Coleman receiving Ford C. Frick Award from National Baseball Hall of Fame in 2005. (Courtesy San Diego Padres)

Coleman receiving Ford C. Frick Award from National Baseball Hall of Fame in 2005. (Courtesy San Diego Padres)

“Star” of Padres to hang no more

We were preparing an additional item to our column about longtime Padres broadcaster Jerry Coleman receiving a lifetime achievement award Feb. 23 at the San Diego Hall of Champions Salute to the Sports Stars at the Town and Country Hotel.

Then news came late Sunday that after a brief illness, he had passed away. He was 89.

A likable man who made friends with so many. It was always easy to reach Jerry.

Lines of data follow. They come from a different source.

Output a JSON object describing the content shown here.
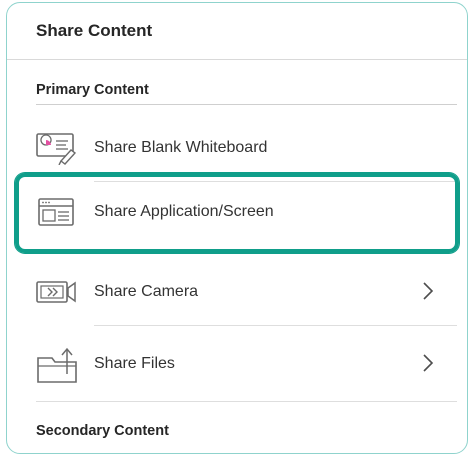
{
  "panel": {
    "title": "Share Content"
  },
  "sections": {
    "primary": "Primary Content",
    "secondary": "Secondary Content"
  },
  "items": [
    {
      "label": "Share Blank Whiteboard",
      "icon": "whiteboard-icon",
      "selected": false,
      "has_chevron": false
    },
    {
      "label": "Share Application/Screen",
      "icon": "application-window-icon",
      "selected": true,
      "has_chevron": false
    },
    {
      "label": "Share Camera",
      "icon": "camera-icon",
      "selected": false,
      "has_chevron": true
    },
    {
      "label": "Share Files",
      "icon": "folder-upload-icon",
      "selected": false,
      "has_chevron": true
    }
  ],
  "colors": {
    "selection_border": "#0f9e8a",
    "panel_border": "#8fd3cd",
    "icon_stroke": "#6b6b6b",
    "icon_accent": "#e24fa0"
  }
}
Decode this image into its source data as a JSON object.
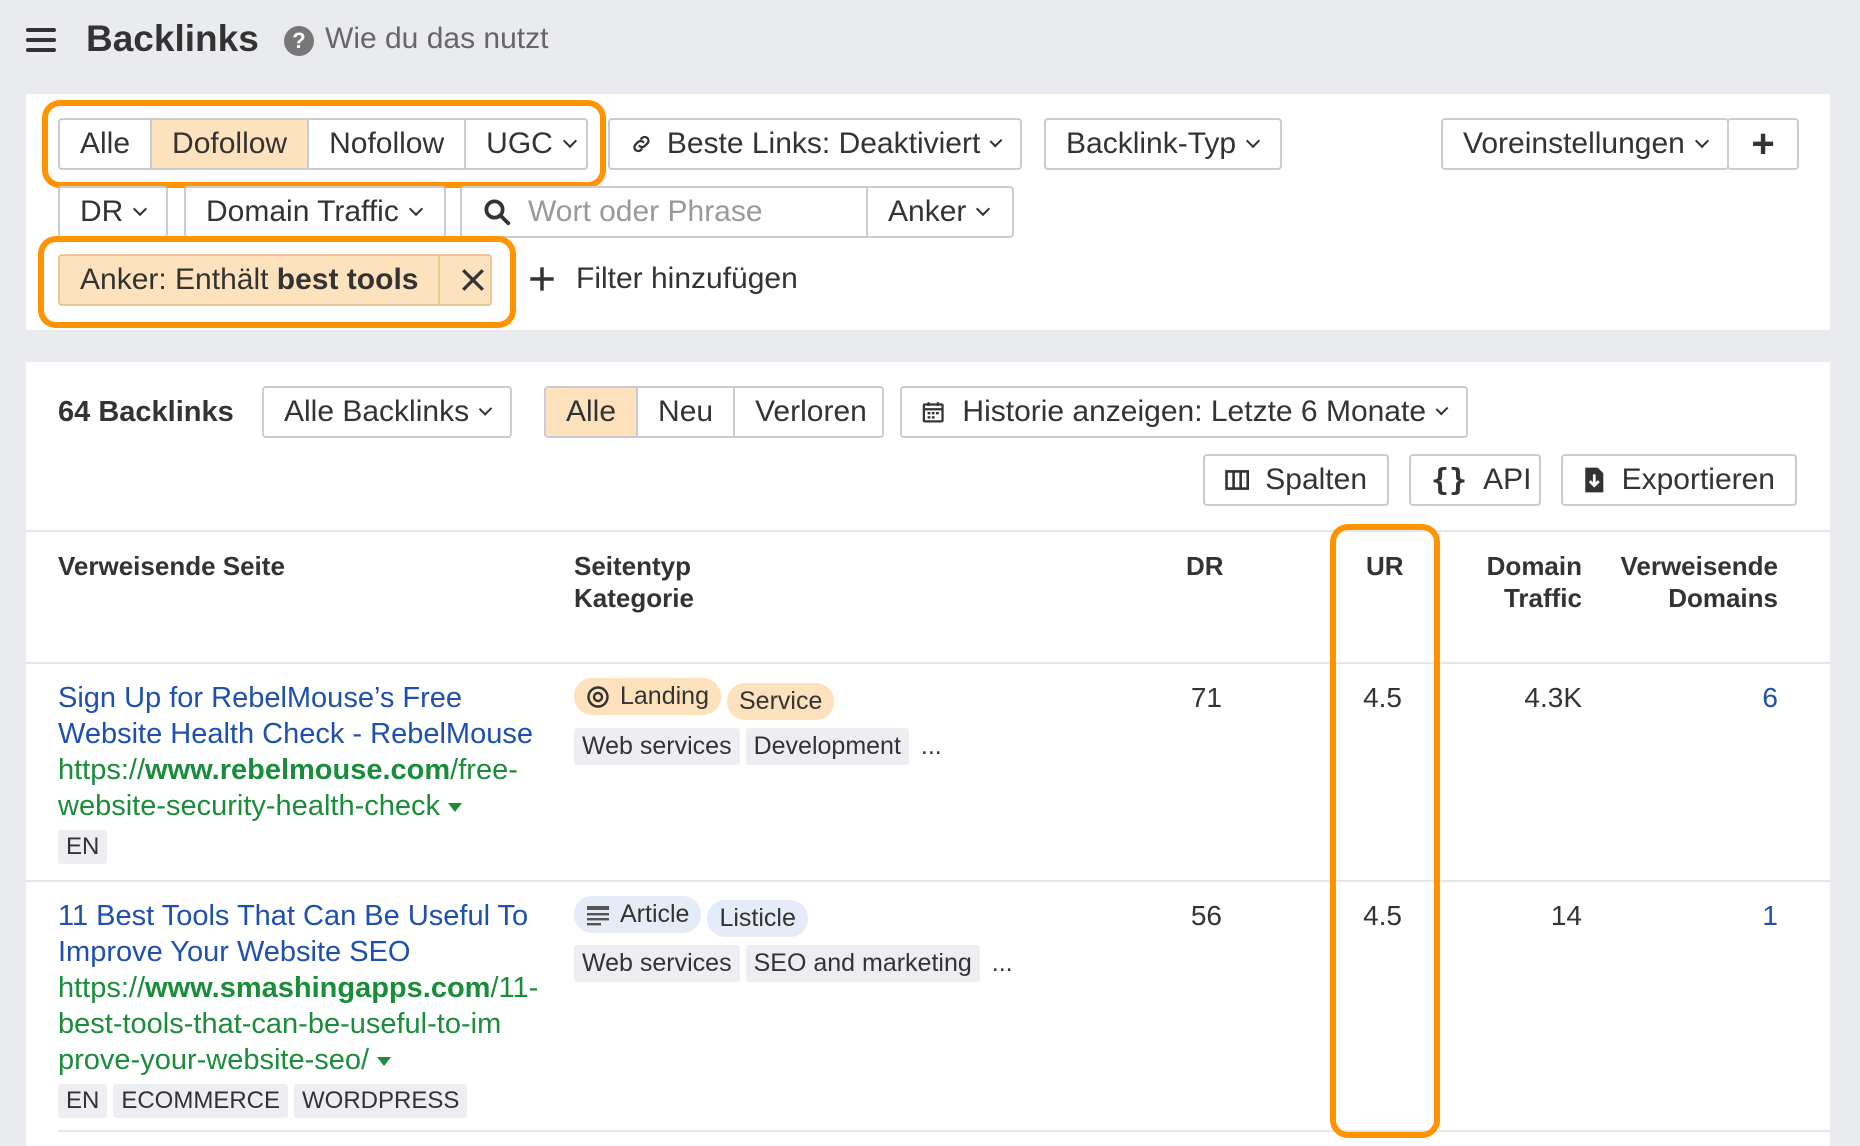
{
  "header": {
    "title": "Backlinks",
    "help_icon": "?",
    "help_text": "Wie du das nutzt"
  },
  "filters": {
    "link_type_tabs": [
      "Alle",
      "Dofollow",
      "Nofollow",
      "UGC"
    ],
    "link_type_selected": "Dofollow",
    "best_links": "Beste Links: Deaktiviert",
    "backlink_type": "Backlink-Typ",
    "presets": "Voreinstellungen",
    "add_icon": "+",
    "dr": "DR",
    "domain_traffic": "Domain Traffic",
    "search_placeholder": "Wort oder Phrase",
    "anchor": "Anker",
    "active_filter_prefix": "Anker: Enthält ",
    "active_filter_value": "best tools",
    "add_filter": "Filter hinzufügen"
  },
  "toolbar": {
    "count": "64 Backlinks",
    "all_backlinks": "Alle Backlinks",
    "status_tabs": [
      "Alle",
      "Neu",
      "Verloren"
    ],
    "status_selected": "Alle",
    "history": "Historie anzeigen: Letzte 6 Monate",
    "columns": "Spalten",
    "api": "API",
    "export": "Exportieren"
  },
  "table": {
    "headers": {
      "referring_page": "Verweisende Seite",
      "page_type_1": "Seitentyp",
      "page_type_2": "Kategorie",
      "dr": "DR",
      "ur": "UR",
      "domain_traffic_1": "Domain",
      "domain_traffic_2": "Traffic",
      "ref_domains_1": "Verweisende",
      "ref_domains_2": "Domains"
    },
    "rows": [
      {
        "title_line1": "Sign Up for RebelMouse’s Free",
        "title_line2": "Website Health Check - RebelMouse",
        "url_prefix": "https://",
        "url_domain": "www.rebelmouse.com",
        "url_rest1": "/free-",
        "url_rest2": "website-security-health-check",
        "tags": [
          "EN"
        ],
        "page_type_icon": "target-icon",
        "page_types": [
          "Landing",
          "Service"
        ],
        "categories": [
          "Web services",
          "Development"
        ],
        "more": "...",
        "dr": "71",
        "ur": "4.5",
        "domain_traffic": "4.3K",
        "ref_domains": "6"
      },
      {
        "title_line1": "11 Best Tools That Can Be Useful To",
        "title_line2": "Improve Your Website SEO",
        "url_prefix": "https://",
        "url_domain": "www.smashingapps.com",
        "url_rest1": "/11-",
        "url_rest2": "best-tools-that-can-be-useful-to-im",
        "url_rest3": "prove-your-website-seo/",
        "tags": [
          "EN",
          "ECOMMERCE",
          "WORDPRESS"
        ],
        "page_type_icon": "article-icon",
        "page_types": [
          "Article",
          "Listicle"
        ],
        "categories": [
          "Web services",
          "SEO and marketing"
        ],
        "more": "...",
        "dr": "56",
        "ur": "4.5",
        "domain_traffic": "14",
        "ref_domains": "1"
      }
    ]
  },
  "colors": {
    "highlight": "#ff9300",
    "active_tab": "#fde2bd",
    "link_blue": "#1e50b0",
    "url_green": "#1a8d3a"
  }
}
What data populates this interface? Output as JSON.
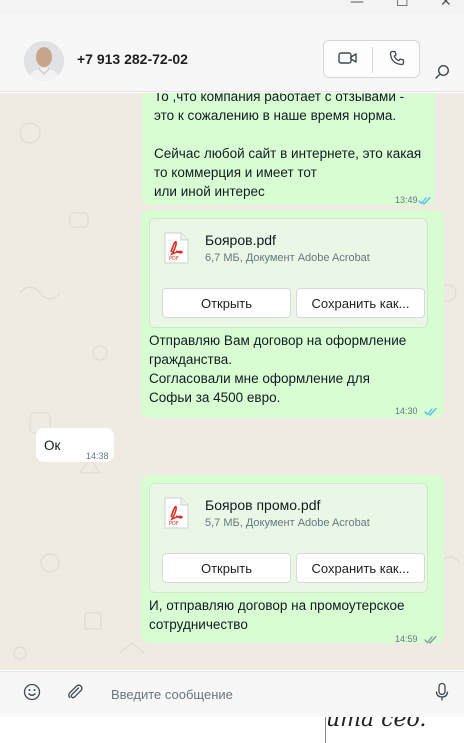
{
  "titlebar": {
    "minimize": "—",
    "maximize": "☐",
    "close": "✕"
  },
  "header": {
    "contact_name": "+7 913 282-72-02",
    "icons": {
      "video": "video-camera-icon",
      "call": "phone-icon",
      "search": "search-icon"
    }
  },
  "messages": {
    "m1": {
      "text": "То ,что компания работает с отзывами -\nэто к сожалению в наше время норма.\n\nСейчас любой сайт в интернете, это какая\nто коммерция  и имеет тот\nили иной интерес",
      "time": "13:49",
      "status": "read"
    },
    "m2": {
      "file_name": "Бояров.pdf",
      "file_meta": "6,7 МБ, Документ Adobe Acrobat",
      "open_label": "Открыть",
      "save_label": "Сохранить как...",
      "text": "Отправляю Вам договор на оформление\nгражданства.\nСогласовали мне оформление для\nСофьи за 4500 евро.",
      "time": "14:30",
      "status": "read"
    },
    "m3": {
      "text": "Ок",
      "time": "14:38"
    },
    "m4": {
      "file_name": "Бояров промо.pdf",
      "file_meta": "5,7 МБ, Документ Adobe Acrobat",
      "open_label": "Открыть",
      "save_label": "Сохранить как...",
      "text": "И, отправляю договор на промоутерское\nсотрудничество",
      "time": "14:59",
      "status": "delivered"
    }
  },
  "composer": {
    "placeholder": "Введите сообщение",
    "icons": {
      "emoji": "emoji-icon",
      "attach": "paperclip-icon",
      "mic": "microphone-icon"
    }
  },
  "background_fragment": {
    "text": "uma ceo."
  },
  "colors": {
    "outgoing_bubble": "#d9fdd3",
    "incoming_bubble": "#ffffff",
    "chat_background": "#efeae2",
    "read_ticks": "#53bdeb",
    "pdf_red": "#d93025"
  }
}
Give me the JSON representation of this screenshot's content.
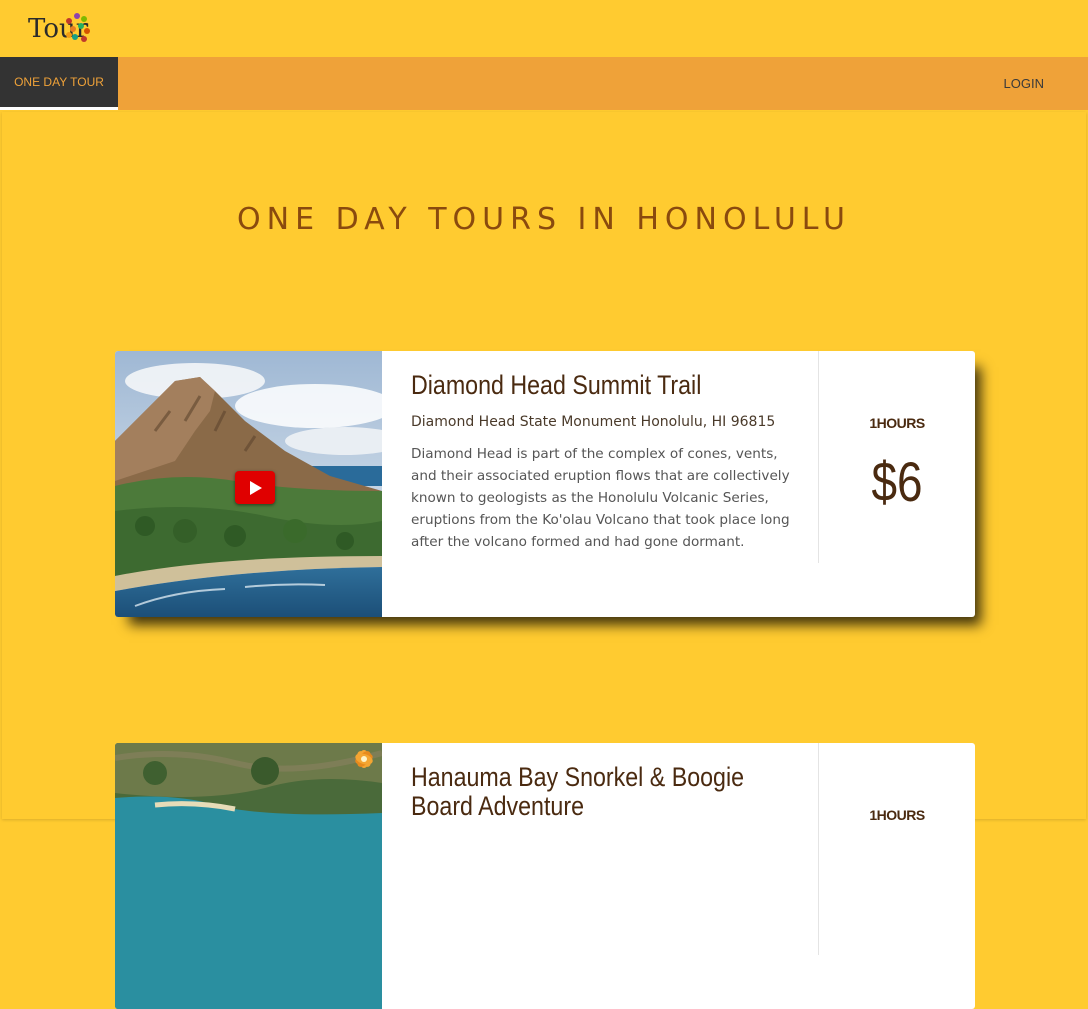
{
  "header": {
    "logo_text": "Tour"
  },
  "nav": {
    "active_tab": "ONE DAY TOUR",
    "login": "LOGIN"
  },
  "page": {
    "title": "ONE DAY TOURS IN HONOLULU"
  },
  "tours": [
    {
      "title": "Diamond Head Summit Trail",
      "address": "Diamond Head State Monument Honolulu, HI 96815",
      "description": "Diamond Head is part of the complex of cones, vents, and their associated eruption flows that are collectively known to geologists as the Honolulu Volcanic Series, eruptions from the Ko'olau Volcano that took place long after the volcano formed and had gone dormant.",
      "hours": "1HOURS",
      "price": "$6",
      "image_icon": "youtube-play-icon"
    },
    {
      "title": "Hanauma Bay Snorkel & Boogie Board Adventure",
      "hours": "1HOURS",
      "image_icon": "flower-badge-icon"
    }
  ],
  "colors": {
    "background": "#ffcb30",
    "navbar": "#efa239",
    "active_tab_bg": "#333333",
    "title_text": "#8a4a0e",
    "card_text": "#4a2a10",
    "play_button": "#e00000"
  }
}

We called upon him to be a member of a baseball panel I arranged several years ago for a Press Club audience. He joined Randy Jones and others to talk about the sport he loved. However, he expressed his deep concern about enhancement drugs and spiraling salaries

Another time was in the office of Hall of Champions founder Bob Breitbard prior to one of the many luncheons he attended.  Having been a former baseball writer we had several mutual friends.

Breitbard liked to listen to our banter.

Jerry Coleman in his Corsair in Korea in the early 1950's (courtesy of San Diego Padres)

Jerry Coleman in his Corsair in Korea in the early 1950’s (courtesy of San Diego Padres)

Jerry had an outstanding career playing second base for the New York Yankees when they won four World’s Series and he was MVP in one of them.

But his baseball career was interrupted twice, each time to serve as a Marine bomber pilot in World War II and Korea.

He reached the rank of Lieutenant colonel and was awarded the Distinguished Flying Cross.

Coleman never talked much about his wartime experiences except to say that his proudest award was receiving his gold wings.

Jerry will also be remembered at the San Diego Air and Space Museum. A reconstructed Corsair, similar to the one he flew, bears his name on the side.

After an award winning, 38-year sports-writing career with the San Diego Union and authoring three books, Johnny McDonald now considers writing a hobby. He enjoys covering aspects of the port district, convention center, Balboa Park, zoo, and stories with a historical bent. You can reach him at


One Comments

Leave a Comment